Redefining VBS as a Practical Missions Adventure
1) Select stories around a theme, need or purpose.
Story sets are best chosen based on what your target audience needs. Seek to discover what those needs are before you begin to select stories. If it a local mission field, talk to the ones who will be invited to participate. If it is a foreign field, do some research online, in the library or talk to a missionary.
2) Teach the stories you select to those who will lead the VBS.
Use the outline given for Bible Trekking™ to learn how to best teach the stories to those who will be your leaders and teachers. Remember that the teachers need not always be adults. Young people can accurately tell stories and lead in discussion as well.
Practice is what is most important in this step. Each teacher should practice telling each story often. The more they practice, while picturing the story in their mind, the more natural the story will come out when taught to others.
3) Give them ample time to create various expressions of the stories:
Using the story as the basis, spend time thinking of and practicing creative expressions of each story. Consider:
- drama / skits
- drawings / art
- doing activities
- singing songs
A tip to consider is that everything that is done in this step must be easily reproduced by those in your mission field. Otherwise, they will not think that they can do the same as you did and the mission ends with you. You can check out each step, each drama, drawing, activity and song by asking one simple question, “Can you do what I just did?!”
If the answers include any of the following, you need to reevaluate and make adjustments. Answers that would indicate this include:
- “I could if I had a music player.”
- “I can’t because we don’t have crayons, markers, etc.”
- “I don’t have puppets (etc.) like you used. Would you leave those for me?”
- “We don’t have money to buy the ______.”
This might be challenging to you or your group, but creativity is a natural part of our Creator. Ask Him to help you think about how you can make the stories really live without needing many or even any outside resources. You CAN do it! Keep asking yourselves, “What if…?”
4) They then teach the stories, with all the various expressions, to those on the “mission field.”
Whether you are going to the back yard or the Outback, over the fence or overseas, cross town or cross culturally, you will greatly increase the effectiveness of your VBS Mission by determining ahead of time that you are not just going to teach some Bible stories to one group of children, but are actually training Bible Trekkers™ who will tell their stories to others, who will tell their stories to others…
To help make this successful, take as much time as is needed to tell, retell, and use all the various expressions of each story that you have created. As people experience each creative way the story is presented, they will naturally get more excited about the ones that they can probably repeat the best. Encourage them that as each finds what they do best, they are creating a team to go and share the stories with their own mission field!
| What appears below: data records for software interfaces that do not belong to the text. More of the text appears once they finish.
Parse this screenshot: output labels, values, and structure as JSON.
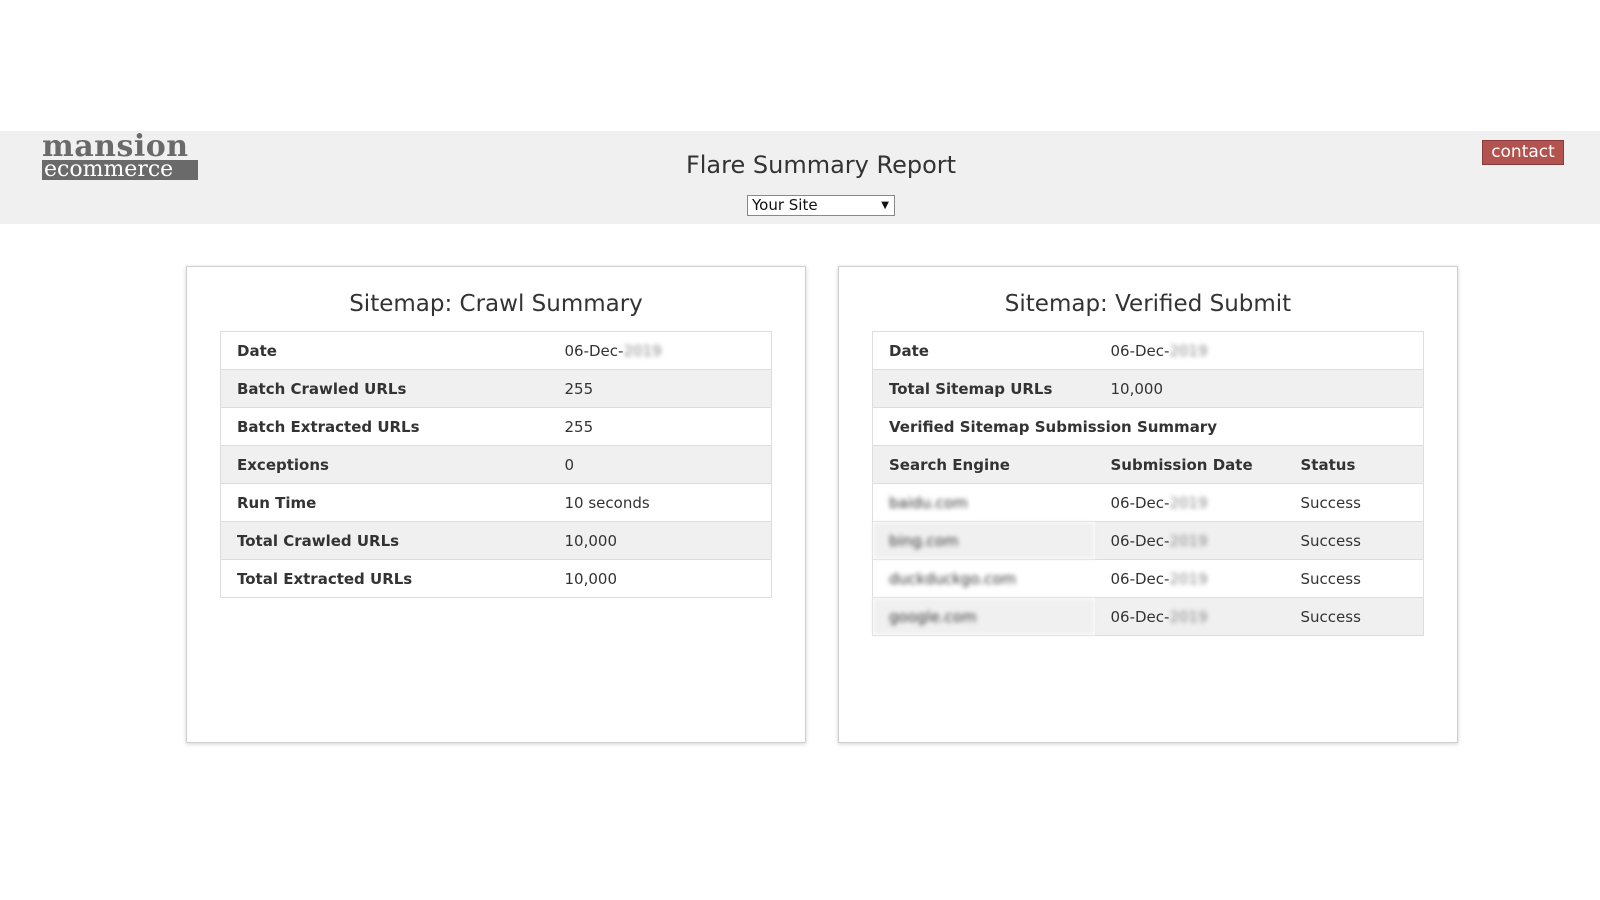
{
  "header": {
    "logo_top": "mansion",
    "logo_bottom": "ecommerce",
    "title": "Flare Summary Report",
    "site_select": "Your Site",
    "contact_label": "contact"
  },
  "crawl": {
    "title": "Sitemap: Crawl Summary",
    "rows": [
      {
        "label": "Date",
        "value": "06-Dec-",
        "blur": "2019"
      },
      {
        "label": "Batch Crawled URLs",
        "value": "255"
      },
      {
        "label": "Batch Extracted URLs",
        "value": "255"
      },
      {
        "label": "Exceptions",
        "value": "0"
      },
      {
        "label": "Run Time",
        "value": "10 seconds"
      },
      {
        "label": "Total Crawled URLs",
        "value": "10,000"
      },
      {
        "label": "Total Extracted URLs",
        "value": "10,000"
      }
    ]
  },
  "verified": {
    "title": "Sitemap: Verified Submit",
    "date_label": "Date",
    "date_value": "06-Dec-",
    "date_blur": "2019",
    "total_label": "Total Sitemap URLs",
    "total_value": "10,000",
    "summary_label": "Verified Sitemap Submission Summary",
    "headers": [
      "Search Engine",
      "Submission Date",
      "Status"
    ],
    "rows": [
      {
        "engine": "baidu.com",
        "date": "06-Dec-",
        "year": "2019",
        "status": "Success"
      },
      {
        "engine": "bing.com",
        "date": "06-Dec-",
        "year": "2019",
        "status": "Success"
      },
      {
        "engine": "duckduckgo.com",
        "date": "06-Dec-",
        "year": "2019",
        "status": "Success"
      },
      {
        "engine": "google.com",
        "date": "06-Dec-",
        "year": "2019",
        "status": "Success"
      }
    ]
  },
  "colors": {
    "header_bg": "#f0f0f0",
    "contact_bg": "#b35350",
    "exception_red": "#b34a3f",
    "row_alt": "#f0f0f0"
  }
}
5) Have a Celebration at the end of VBS.
Be sure to have a celebration at the end of the VBS. Invite family and friends, relatives and neighbors to come ‘see and hear’ what the children have learned during VBS. Make sure that the children are the ones doing all or nearly all of the presenting. Showcase them doing the activities, telling the stories, singing the songs, sharing what they learned from the stories.
This will not only be good for everyone to hear but will also be a great practice for when they go to share the stories with another mission field!
6) Finally, challenge the ones who have just learned the stories, to go and teach them to someone else in their “mission field.”
Now that you have given the stories to your mission field audience, challenge them to consider who they can give the stories to! Challenge not only the children, but any older young people or adults who were helpers during the VBS.